The bureau was prominent among the exhibitors of the DefExpo India 2004 international show, underway in New Delhi, February 4 into 7.
The Rubin was exhibiting, among other items, the Amur 950 submarine, and a dummy of the trailblazing diesel electric Amur 1650. The latter is incomparably superior to, let say, France's Scorpain, Mr. Ovdienko proudly remarked.
Top-notch Indian naval officers were gasping at the Amurs on show. They spectacularly supercede previous-generation submarines for battle efficiency, what with the latest arms - in particular, assault missiles, to say nothing of super-powerful engines and unprecedented speed. The Amur can stay under water for very long, and is sensationally secretive as it makes no more noise than waves splashing.
Rubin spokesmen used the show to negotiate with India's Larson & Tubra shipbuilders, anxious to make Russian-designed subs on license. These initial contacts are in keeping with Indian governmental policies for long-term progress of military technological partnerships.

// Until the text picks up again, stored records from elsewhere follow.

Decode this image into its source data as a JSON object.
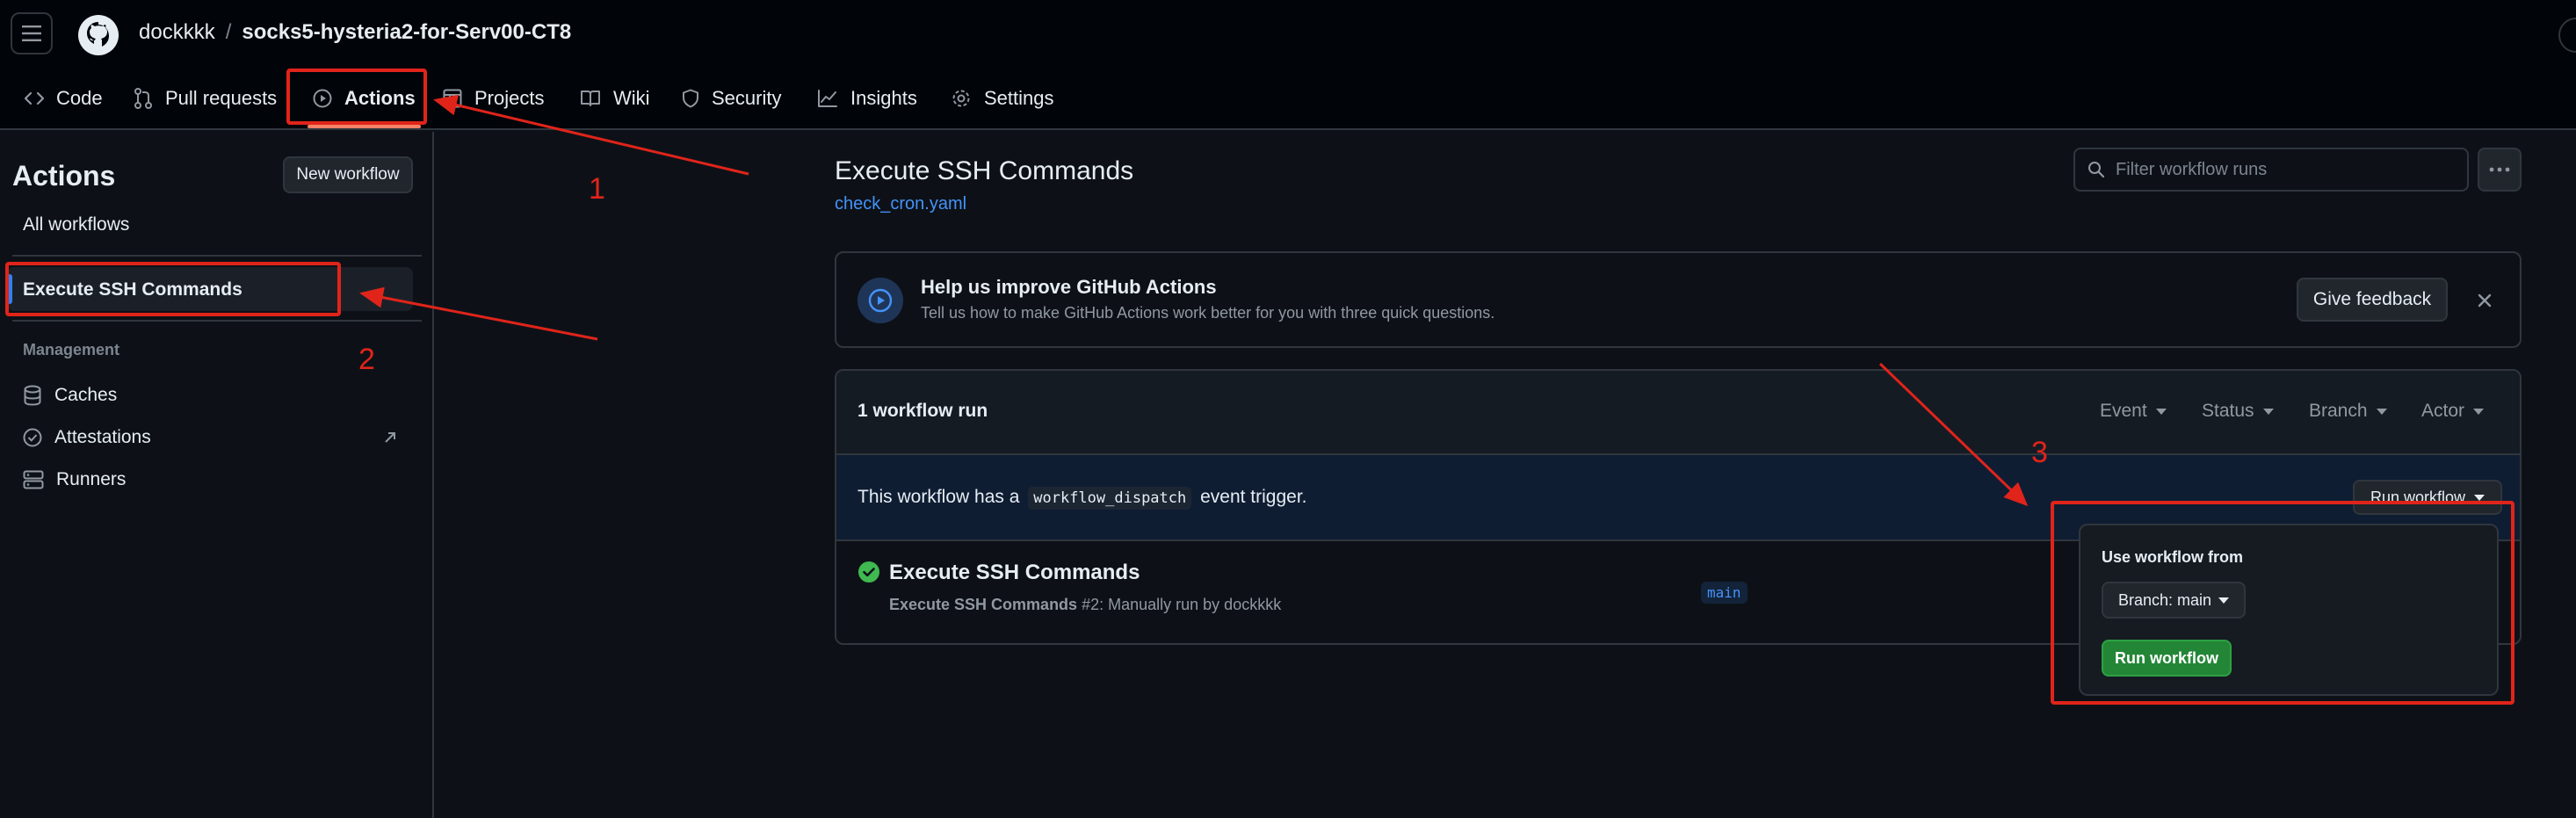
{
  "header": {
    "owner": "dockkkk",
    "separator": "/",
    "repo": "socks5-hysteria2-for-Serv00-CT8"
  },
  "repo_nav": {
    "tabs": [
      {
        "label": "Code",
        "icon": "code-icon"
      },
      {
        "label": "Pull requests",
        "icon": "git-pull-request-icon"
      },
      {
        "label": "Actions",
        "icon": "play-icon",
        "active": true
      },
      {
        "label": "Projects",
        "icon": "table-icon"
      },
      {
        "label": "Wiki",
        "icon": "book-icon"
      },
      {
        "label": "Security",
        "icon": "shield-icon"
      },
      {
        "label": "Insights",
        "icon": "graph-icon"
      },
      {
        "label": "Settings",
        "icon": "gear-icon"
      }
    ]
  },
  "sidebar": {
    "title": "Actions",
    "new_workflow": "New workflow",
    "all_workflows": "All workflows",
    "selected_workflow": "Execute SSH Commands",
    "management_heading": "Management",
    "management_items": [
      {
        "label": "Caches",
        "icon": "database-icon"
      },
      {
        "label": "Attestations",
        "icon": "verified-icon"
      },
      {
        "label": "Runners",
        "icon": "server-icon"
      }
    ]
  },
  "main": {
    "workflow_title": "Execute SSH Commands",
    "workflow_file": "check_cron.yaml",
    "filter_placeholder": "Filter workflow runs",
    "banner": {
      "title": "Help us improve GitHub Actions",
      "subtitle": "Tell us how to make GitHub Actions work better for you with three quick questions.",
      "feedback_button": "Give feedback"
    },
    "runs": {
      "count_label": "1 workflow run",
      "filters": [
        "Event",
        "Status",
        "Branch",
        "Actor"
      ],
      "trigger_prefix": "This workflow has a",
      "trigger_code": "workflow_dispatch",
      "trigger_suffix": "event trigger.",
      "run_workflow_button": "Run workflow",
      "items": [
        {
          "title": "Execute SSH Commands",
          "subtitle_name": "Execute SSH Commands",
          "subtitle_rest": "#2: Manually run by dockkkk",
          "branch": "main",
          "status": "success"
        }
      ]
    },
    "popover": {
      "title": "Use workflow from",
      "branch_select": "Branch: main",
      "submit": "Run workflow"
    }
  },
  "annotations": {
    "labels": [
      "1",
      "2",
      "3"
    ],
    "color": "#e0241a"
  },
  "colors": {
    "background": "#0d1117",
    "header": "#010409",
    "accent": "#f78166",
    "link": "#4493f8",
    "success": "#3fb950",
    "primary_button": "#238636"
  }
}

To all appearances, Russia will build two or three vessels for India next to pass the project on to India. It is too early to expect a contract now-it takes Indians extremely long to make preparations for ventures of the kind, warns Igor Ovdienko.
Russian ships are not new to the Indian Navy. Its personnel knows them, and has a long record of sailing Russian vessels, so it is quite natural to expect Amur 1650s in India, he says.